Wiretapping: Not Always Right and Just, Surprisingly
Over at the L.A. Times, reason Contributing Editor Julian Sanchez serves up an exhaustive history lesson about wiretap abuses. The gist: If the executive branch doesn't abuse the powers given to it in the name of national security, "it would be a first."
Political abuse of electronic surveillance goes back at least as far as the Teapot Dome scandal that roiled the Warren G. Harding administration in the early 1920s. When Atty. Gen. Harry Daugherty stood accused of shielding corrupt Cabinet officials, his friend FBI Director William Burns went after Sen. Burton Wheeler, the fiery Montana progressive who helped spearhead the investigation of the scandal. FBI agents tapped Wheeler's phone, read his mail and broke into his office. Wheeler was indicted on trumped-up charges by a Montana grand jury, and though he was ultimately cleared, the FBI became more adept in later years at exploiting private information to blackmail or ruin troublesome public figures. (As New York Gov. Eliot Spitzer can attest, a single wiretap is all it takes to torpedo a political career.)

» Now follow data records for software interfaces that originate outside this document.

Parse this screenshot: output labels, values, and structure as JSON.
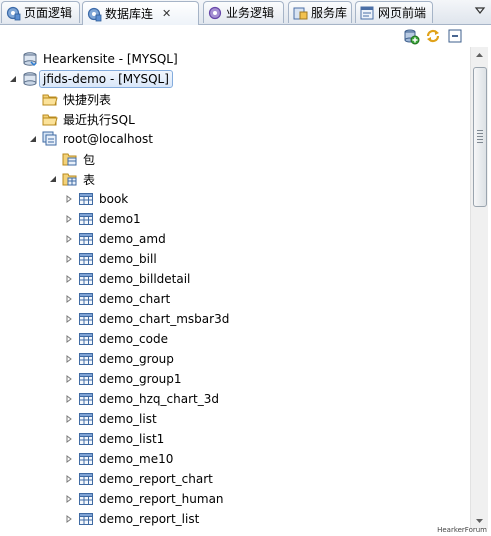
{
  "tabs": [
    {
      "label": "页面逻辑",
      "icon": "gear-icon",
      "active": false
    },
    {
      "label": "数据库连",
      "icon": "gear-icon",
      "active": true,
      "close": "✕"
    },
    {
      "label": "业务逻辑",
      "icon": "gear-puzzle-icon",
      "active": false
    },
    {
      "label": "服务库",
      "icon": "service-icon",
      "active": false
    },
    {
      "label": "网页前端",
      "icon": "webpage-icon",
      "active": false
    }
  ],
  "tree": {
    "connections": [
      {
        "label": "Hearkensite - [MYSQL]"
      },
      {
        "label": "jfids-demo - [MYSQL]"
      }
    ],
    "folders": {
      "shortcuts": "快捷列表",
      "recent_sql": "最近执行SQL"
    },
    "schema": "root@localhost",
    "package": "包",
    "tables_node": "表",
    "tables": [
      "book",
      "demo1",
      "demo_amd",
      "demo_bill",
      "demo_billdetail",
      "demo_chart",
      "demo_chart_msbar3d",
      "demo_code",
      "demo_group",
      "demo_group1",
      "demo_hzq_chart_3d",
      "demo_list",
      "demo_list1",
      "demo_me10",
      "demo_report_chart",
      "demo_report_human",
      "demo_report_list"
    ]
  },
  "watermark": "HearkerForum",
  "colors": {
    "selection_border": "#84acdd",
    "selection_fill": "#d9e7f9",
    "tab_border": "#a6b4c7"
  }
}
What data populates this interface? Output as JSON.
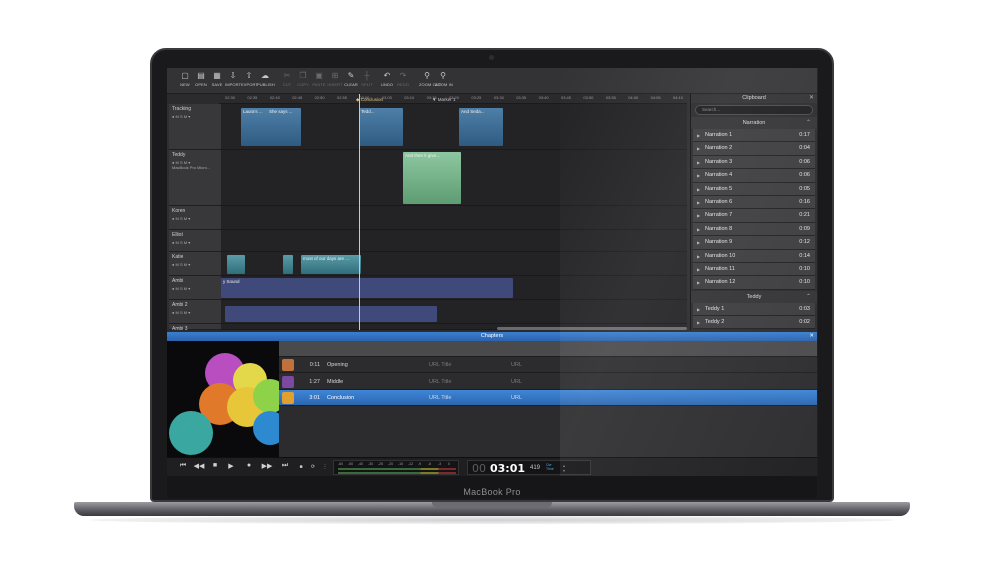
{
  "device": {
    "brand": "MacBook Pro"
  },
  "toolbar": {
    "buttons": [
      {
        "label": "NEW",
        "icon": "new-file-icon",
        "glyph": "▢",
        "enabled": true
      },
      {
        "label": "OPEN",
        "icon": "open-icon",
        "glyph": "▤",
        "enabled": true
      },
      {
        "label": "SAVE",
        "icon": "save-icon",
        "glyph": "▦",
        "enabled": true
      },
      {
        "label": "IMPORT",
        "icon": "import-icon",
        "glyph": "⇩",
        "enabled": true
      },
      {
        "label": "EXPORT",
        "icon": "export-icon",
        "glyph": "⇧",
        "enabled": true
      },
      {
        "label": "PUBLISH",
        "icon": "publish-icon",
        "glyph": "☁",
        "enabled": true
      },
      {
        "label": "CUT",
        "icon": "cut-icon",
        "glyph": "✂",
        "enabled": false
      },
      {
        "label": "COPY",
        "icon": "copy-icon",
        "glyph": "❐",
        "enabled": false
      },
      {
        "label": "PASTE",
        "icon": "paste-icon",
        "glyph": "▣",
        "enabled": false
      },
      {
        "label": "INSERT",
        "icon": "insert-icon",
        "glyph": "⊞",
        "enabled": false
      },
      {
        "label": "CLEAR",
        "icon": "clear-icon",
        "glyph": "✎",
        "enabled": true
      },
      {
        "label": "SPLIT",
        "icon": "split-icon",
        "glyph": "┼",
        "enabled": false
      },
      {
        "label": "UNDO",
        "icon": "undo-icon",
        "glyph": "↶",
        "enabled": true
      },
      {
        "label": "REDO",
        "icon": "redo-icon",
        "glyph": "↷",
        "enabled": false
      },
      {
        "label": "ZOOM OUT",
        "icon": "zoom-out-icon",
        "glyph": "⚲",
        "enabled": true
      },
      {
        "label": "ZOOM IN",
        "icon": "zoom-in-icon",
        "glyph": "⚲",
        "enabled": true
      }
    ]
  },
  "ruler": {
    "ticks": [
      "02:30",
      "02:35",
      "02:40",
      "02:45",
      "02:50",
      "02:55",
      "03:00",
      "03:05",
      "03:10",
      "03:15",
      "03:20",
      "03:25",
      "03:30",
      "03:35",
      "03:40",
      "03:45",
      "03:50",
      "03:55",
      "04:00",
      "04:05",
      "04:10"
    ]
  },
  "markers": [
    {
      "label": "Conclusion"
    },
    {
      "label": "Marker 1"
    }
  ],
  "tracks": [
    {
      "name": "Tracking",
      "controls": "● M S M ▾"
    },
    {
      "name": "Teddy",
      "controls": "● M S M ▾",
      "device": "MacBook Pro Micro..."
    },
    {
      "name": "Koren",
      "controls": "● M S M ▾"
    },
    {
      "name": "Elliot",
      "controls": "● M S M ▾"
    },
    {
      "name": "Katie",
      "controls": "● M S M ▾"
    },
    {
      "name": "Ambi",
      "controls": "● M S M ▾"
    },
    {
      "name": "Ambi 2",
      "controls": "● M S M ▾"
    },
    {
      "name": "Ambi 3",
      "controls": ""
    }
  ],
  "clips": {
    "tracking": [
      "Laura's ...",
      "She says ...",
      "Tedd...",
      "And Seda..."
    ],
    "teddy": [
      "T...",
      "And then it give..."
    ],
    "katie": [
      "most of our days are ..."
    ],
    "ambi": [
      "y Sound"
    ]
  },
  "clipboard": {
    "title": "Clipboard",
    "search_placeholder": "Search...",
    "sections": [
      {
        "title": "Narration",
        "items": [
          {
            "name": "Narration 1",
            "duration": "0:17"
          },
          {
            "name": "Narration 2",
            "duration": "0:04"
          },
          {
            "name": "Narration 3",
            "duration": "0:06"
          },
          {
            "name": "Narration 4",
            "duration": "0:06"
          },
          {
            "name": "Narration 5",
            "duration": "0:05"
          },
          {
            "name": "Narration 6",
            "duration": "0:16"
          },
          {
            "name": "Narration 7",
            "duration": "0:21"
          },
          {
            "name": "Narration 8",
            "duration": "0:09"
          },
          {
            "name": "Narration 9",
            "duration": "0:12"
          },
          {
            "name": "Narration 10",
            "duration": "0:14"
          },
          {
            "name": "Narration 11",
            "duration": "0:10"
          },
          {
            "name": "Narration 12",
            "duration": "0:10"
          }
        ]
      },
      {
        "title": "Teddy",
        "items": [
          {
            "name": "Teddy 1",
            "duration": "0:03"
          },
          {
            "name": "Teddy 2",
            "duration": "0:02"
          }
        ]
      }
    ]
  },
  "chapters": {
    "title": "Chapters",
    "rows": [
      {
        "time": "0:11",
        "title": "Opening",
        "field_url": "URL Title",
        "field_extra": "URL",
        "thumb_color": "#c0703a"
      },
      {
        "time": "1:27",
        "title": "Middle",
        "field_url": "URL Title",
        "field_extra": "URL",
        "thumb_color": "#7a4aa0"
      },
      {
        "time": "3:01",
        "title": "Conclusion",
        "field_url": "URL Title",
        "field_extra": "URL",
        "thumb_color": "#e0a030"
      }
    ],
    "selected_index": 2
  },
  "transport": {
    "buttons": [
      {
        "name": "skip-to-start",
        "glyph": "⏮"
      },
      {
        "name": "rewind",
        "glyph": "◀◀"
      },
      {
        "name": "stop",
        "glyph": "■"
      },
      {
        "name": "play",
        "glyph": "▶"
      },
      {
        "name": "record",
        "glyph": "●"
      },
      {
        "name": "fast-forward",
        "glyph": "▶▶"
      },
      {
        "name": "skip-to-end",
        "glyph": "⏭"
      }
    ],
    "meter_labels": [
      "-60",
      "-50",
      "-40",
      "-30",
      "-25",
      "-20",
      "-15",
      "-12",
      "-9",
      "-6",
      "-3",
      "0"
    ],
    "clock": {
      "hours": "00",
      "minutes": "03:01",
      "frames": "419",
      "overdub": "Ovr\nTime"
    }
  },
  "colors": {
    "accent": "#2f74c8",
    "clip_blue": "#4e7fa8",
    "clip_green": "#8dc7a1"
  }
}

In 1945, Harry Truman had the FBI wiretap Thomas Corcoran, a member of Franklin D. Roosevelt's "brain trust" whom Truman despised and whose influence he resented. Following the death of Chief Justice Harlan Stone the next year, the taps picked up Corcoran's conversations about succession with Justice William O. Douglas. Six weeks later, having reviewed the FBI's transcripts, Truman passed over Douglas and the other sitting justices to select Secretary of the Treasury (and poker buddy) Fred Vinson for the court's top spot.
"Foreign intelligence" was often used as a pretext for gathering political intelligence. John F. Kennedy's attorney general, brother Bobby, authorized wiretaps on lobbyists, Agriculture Department officials and even a congressman's secretary in hopes of discovering whether the Dominican Republic was paying bribes to influence U.S. sugar policy. The nine-week investigation didn't turn up evidence of money changing hands, but it did turn up plenty of useful information about the wrangling over the sugar quota in Congress—information that an FBI memo concluded "contributed heavily to the administration's success" in passing its own preferred legislation.
On the other hand, the terrorists haven't attacked us since 9/11. (I'd like to pose a little more of the pro-wiretapping argument, but I think that's all there is.)